Citizens Advice, the Social Market Foundation think tank, and Public First, a research firm, released the information as part of a collaborative initiative examining the long-term prospects of energy bill assistance.
The data are released as lawmakers of all parties formulate strategies to combat record-high energy costs and double-digit inflation.
In a late-July 2012 survey of 2012 individuals, a resounding majority (51% vs. 27%) indicated that assistance with the expense of living should be targeted rather than general.
The public’s desire for assistance with water and food costs is nearly as great as its desire to assist struggling households with energy costs. 62% of voters believe that low-income households should receive particular energy assistance.
And nearly equal majorities support assistance with water costs (59%) and food expenses (58%).
The findings, according to the researchers, indicate that public opinion is shifting in favour of income-targeted policies to assist families with the broader cost-of-living challenge, rather than just energy expenses.
In addition, conservative backers voiced unambiguous support for targeted assistance for struggling households with all of their mounting expenditures.
54% of Conservative voters in 2019 support targeted assistance for energy costs, compared to 25% who are against. 46% of Tory supporters supported payment assistance with food (34% opposed) and 49% supported payment assistance with water (34% opposed).
Polling indicates that the public overwhelmingly supports energy measures that control prices or provide discounts to those in financial hardship. In a survey, 62% of the public and 61% of Conservative voters supported “a discount on energy bills.”
In addition, the survey found overwhelming support across all demographic categories for a substantial increase in government assistance for insulating homes and implementing other energy efficiency measures for those in need. 49% of the general population desires free energy efficiency measures. 45 percent of Conservative voters supported this programme.

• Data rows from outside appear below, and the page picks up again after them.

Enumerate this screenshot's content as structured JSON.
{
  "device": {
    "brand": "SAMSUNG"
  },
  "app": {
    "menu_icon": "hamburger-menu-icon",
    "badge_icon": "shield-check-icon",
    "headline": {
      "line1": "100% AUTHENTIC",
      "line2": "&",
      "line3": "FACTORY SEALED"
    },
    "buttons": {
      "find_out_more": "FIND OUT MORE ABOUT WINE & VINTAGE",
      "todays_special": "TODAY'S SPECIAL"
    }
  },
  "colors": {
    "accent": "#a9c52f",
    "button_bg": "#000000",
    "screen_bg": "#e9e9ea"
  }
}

Daisy Powell-Chandler of Public First said: “These numbers suggest that, as the crunch hits this autumn, support will swing further behind a more broad-based support for households struggling to cope with multiple higher costs.
“Interventions using Universal Credit to support the finances of those on low incomes or other targeted payments are likely to find solid support among the public – including Conservative voters – so would-be prime ministers should study these results carefully.”
James Kirkup of the Social Market Foundation said: “After Britain’s last economic crisis, political rhetoric and public attitudes on welfare hardened and some politicians sadly resorted to labelling welfare recipients ‘shirkers’.
“This research shows how much has changed. The scale of the energy bills crisis and the resulting pressure on the cost of living is shifting public opinion in favour of more support for those in need.
“The community spirit revealed in the pandemic clearly holds strong in today’s opinions on the need for targeted help for those in need.
“Politicians of all parties should make sure they keep pace with today’s public attitudes on welfare and the cost of living instead of living in the past.”